Excerpts from an interface dataset
::::
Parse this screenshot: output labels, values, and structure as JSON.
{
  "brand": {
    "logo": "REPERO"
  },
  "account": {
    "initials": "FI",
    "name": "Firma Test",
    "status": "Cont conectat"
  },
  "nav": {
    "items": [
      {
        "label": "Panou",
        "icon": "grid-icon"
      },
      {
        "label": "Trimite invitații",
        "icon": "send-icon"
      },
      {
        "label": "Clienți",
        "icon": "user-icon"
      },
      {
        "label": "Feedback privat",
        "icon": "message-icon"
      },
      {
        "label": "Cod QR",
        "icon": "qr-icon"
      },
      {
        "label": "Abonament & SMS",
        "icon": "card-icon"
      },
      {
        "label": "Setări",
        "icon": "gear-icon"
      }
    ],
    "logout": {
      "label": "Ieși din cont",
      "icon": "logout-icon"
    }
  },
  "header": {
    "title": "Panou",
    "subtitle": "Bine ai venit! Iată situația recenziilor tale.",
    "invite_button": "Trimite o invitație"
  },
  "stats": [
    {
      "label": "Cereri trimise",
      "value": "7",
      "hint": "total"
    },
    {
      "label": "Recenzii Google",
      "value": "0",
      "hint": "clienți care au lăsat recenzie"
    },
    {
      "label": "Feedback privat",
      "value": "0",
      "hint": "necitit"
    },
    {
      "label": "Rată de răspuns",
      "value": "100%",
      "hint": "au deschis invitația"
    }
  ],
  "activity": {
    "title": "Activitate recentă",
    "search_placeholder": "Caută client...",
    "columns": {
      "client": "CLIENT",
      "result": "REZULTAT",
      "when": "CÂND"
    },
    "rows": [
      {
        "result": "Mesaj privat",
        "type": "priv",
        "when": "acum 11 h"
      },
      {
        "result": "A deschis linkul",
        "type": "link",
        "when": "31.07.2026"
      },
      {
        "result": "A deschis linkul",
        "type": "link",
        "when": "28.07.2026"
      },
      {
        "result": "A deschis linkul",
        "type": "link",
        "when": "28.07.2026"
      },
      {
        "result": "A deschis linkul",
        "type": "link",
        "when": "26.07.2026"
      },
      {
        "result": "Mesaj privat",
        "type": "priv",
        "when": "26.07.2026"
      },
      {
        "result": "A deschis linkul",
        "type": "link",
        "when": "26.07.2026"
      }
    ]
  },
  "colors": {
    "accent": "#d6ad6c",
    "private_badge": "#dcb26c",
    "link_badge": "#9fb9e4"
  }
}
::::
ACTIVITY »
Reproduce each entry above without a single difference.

COMPLETED TASK »
Parse this screenshot: output labels, values, and structure as JSON.
{
  "brand": {
    "logo": "REPERO"
  },
  "account": {
    "initials": "FI",
    "name": "Firma Test",
    "status": "Cont conectat"
  },
  "nav": {
    "items": [
      {
        "label": "Panou",
        "icon": "grid-icon"
      },
      {
        "label": "Trimite invitații",
        "icon": "send-icon"
      },
      {
        "label": "Clienți",
        "icon": "user-icon"
      },
      {
        "label": "Feedback privat",
        "icon": "message-icon"
      },
      {
        "label": "Cod QR",
        "icon": "qr-icon"
      },
      {
        "label": "Abonament & SMS",
        "icon": "card-icon"
      },
      {
        "label": "Setări",
        "icon": "gear-icon"
      }
    ],
    "logout": {
      "label": "Ieși din cont",
      "icon": "logout-icon"
    }
  },
  "header": {
    "title": "Panou",
    "subtitle": "Bine ai venit! Iată situația recenziilor tale.",
    "invite_button": "Trimite o invitație"
  },
  "stats": [
    {
      "label": "Cereri trimise",
      "value": "7",
      "hint": "total"
    },
    {
      "label": "Recenzii Google",
      "value": "0",
      "hint": "clienți care au lăsat recenzie"
    },
    {
      "label": "Feedback privat",
      "value": "0",
      "hint": "necitit"
    },
    {
      "label": "Rată de răspuns",
      "value": "100%",
      "hint": "au deschis invitația"
    }
  ],
  "activity": {
    "title": "Activitate recentă",
    "search_placeholder": "Caută client...",
    "columns": {
      "client": "CLIENT",
      "result": "REZULTAT",
      "when": "CÂND"
    },
    "rows": [
      {
        "result": "Mesaj privat",
        "type": "priv",
        "when": "acum 11 h"
      },
      {
        "result": "A deschis linkul",
        "type": "link",
        "when": "31.07.2026"
      },
      {
        "result": "A deschis linkul",
        "type": "link",
        "when": "28.07.2026"
      },
      {
        "result": "A deschis linkul",
        "type": "link",
        "when": "28.07.2026"
      },
      {
        "result": "A deschis linkul",
        "type": "link",
        "when": "26.07.2026"
      },
      {
        "result": "Mesaj privat",
        "type": "priv",
        "when": "26.07.2026"
      },
      {
        "result": "A deschis linkul",
        "type": "link",
        "when": "26.07.2026"
      }
    ]
  },
  "colors": {
    "accent": "#d6ad6c",
    "private_badge": "#dcb26c",
    "link_badge": "#9fb9e4"
  }
}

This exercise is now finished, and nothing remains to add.